From the records, pick out and copy each line containing "contact".

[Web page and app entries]
* * *

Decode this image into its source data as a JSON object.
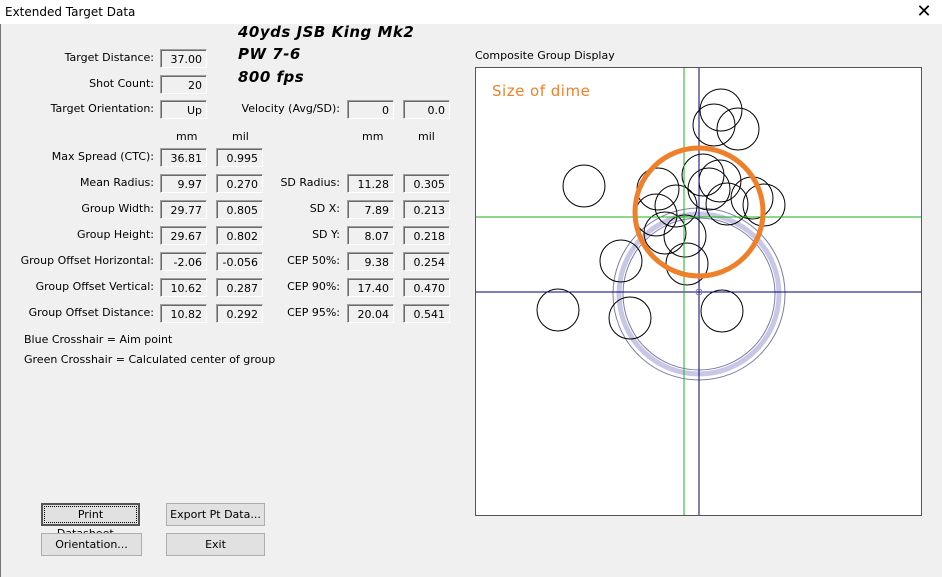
{
  "window": {
    "title": "Extended Target Data",
    "close_glyph": "✕"
  },
  "notes": {
    "line1": "40yds JSB King Mk2",
    "line2": "PW 7-6",
    "line3": "800 fps"
  },
  "basic": {
    "target_distance_label": "Target Distance:",
    "target_distance": "37.00",
    "shot_count_label": "Shot Count:",
    "shot_count": "20",
    "orientation_label": "Target Orientation:",
    "orientation": "Up",
    "velocity_label": "Velocity (Avg/SD):",
    "velocity_avg": "0",
    "velocity_sd": "0.0"
  },
  "units": {
    "mm": "mm",
    "mil": "mil"
  },
  "left_stats": [
    {
      "label": "Max Spread (CTC):",
      "mm": "36.81",
      "mil": "0.995"
    },
    {
      "label": "Mean Radius:",
      "mm": "9.97",
      "mil": "0.270"
    },
    {
      "label": "Group Width:",
      "mm": "29.77",
      "mil": "0.805"
    },
    {
      "label": "Group Height:",
      "mm": "29.67",
      "mil": "0.802"
    },
    {
      "label": "Group Offset Horizontal:",
      "mm": "-2.06",
      "mil": "-0.056"
    },
    {
      "label": "Group Offset Vertical:",
      "mm": "10.62",
      "mil": "0.287"
    },
    {
      "label": "Group Offset Distance:",
      "mm": "10.82",
      "mil": "0.292"
    }
  ],
  "right_stats": [
    {
      "label": "SD Radius:",
      "mm": "11.28",
      "mil": "0.305"
    },
    {
      "label": "SD X:",
      "mm": "7.89",
      "mil": "0.213"
    },
    {
      "label": "SD Y:",
      "mm": "8.07",
      "mil": "0.218"
    },
    {
      "label": "CEP 50%:",
      "mm": "9.38",
      "mil": "0.254"
    },
    {
      "label": "CEP 90%:",
      "mm": "17.40",
      "mil": "0.470"
    },
    {
      "label": "CEP 95%:",
      "mm": "20.04",
      "mil": "0.541"
    }
  ],
  "legend": {
    "blue": "Blue Crosshair = Aim point",
    "green": "Green Crosshair = Calculated center of group"
  },
  "display": {
    "title": "Composite Group Display",
    "annotation": "Size of dime",
    "annotation_color": "#f07f2a",
    "aim_color": "#00006e",
    "center_color": "#1ab31a"
  },
  "buttons": {
    "print": "Print Datasheet...",
    "export": "Export Pt Data...",
    "orientation": "Orientation...",
    "exit": "Exit"
  }
}
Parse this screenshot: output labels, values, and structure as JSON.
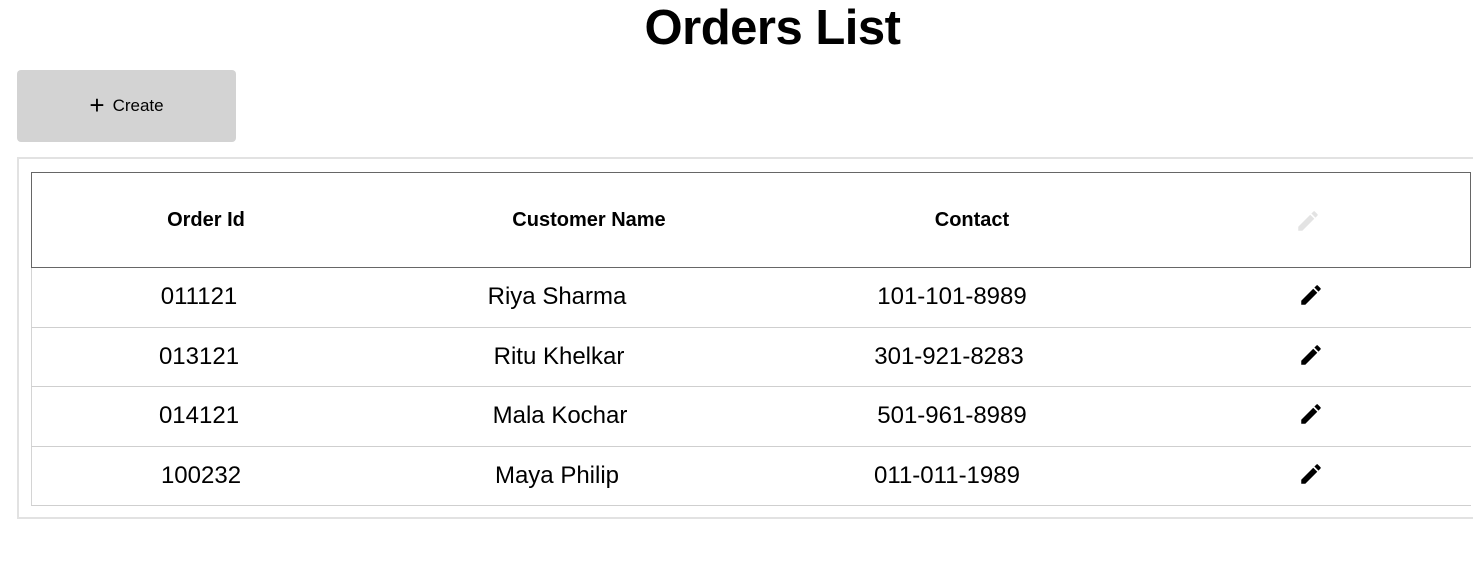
{
  "page": {
    "title": "Orders List"
  },
  "toolbar": {
    "create_label": "Create",
    "create_icon": "plus-icon"
  },
  "table": {
    "columns": {
      "order_id": "Order Id",
      "customer_name": "Customer Name",
      "contact": "Contact",
      "actions_icon": "edit-icon"
    },
    "rows": [
      {
        "order_id": "011121",
        "customer_name": "Riya Sharma",
        "contact": "101-101-8989"
      },
      {
        "order_id": "013121",
        "customer_name": "Ritu Khelkar",
        "contact": "301-921-8283"
      },
      {
        "order_id": "014121",
        "customer_name": "Mala Kochar",
        "contact": "501-961-8989"
      },
      {
        "order_id": "100232",
        "customer_name": "Maya Philip",
        "contact": "011-011-1989"
      }
    ]
  },
  "colors": {
    "button_bg": "#d3d3d3",
    "header_border": "#666666",
    "row_border": "#cfcfcf",
    "disabled_icon": "#e3e3e3"
  }
}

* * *

__RESULT FOR THIS EXERCISE__.
      "contact": "Contact",
        "contact": "101-101-8989"
        "contact": "301-921-8283"
        "contact": "501-961-8989"
        "contact": "011-011-1989"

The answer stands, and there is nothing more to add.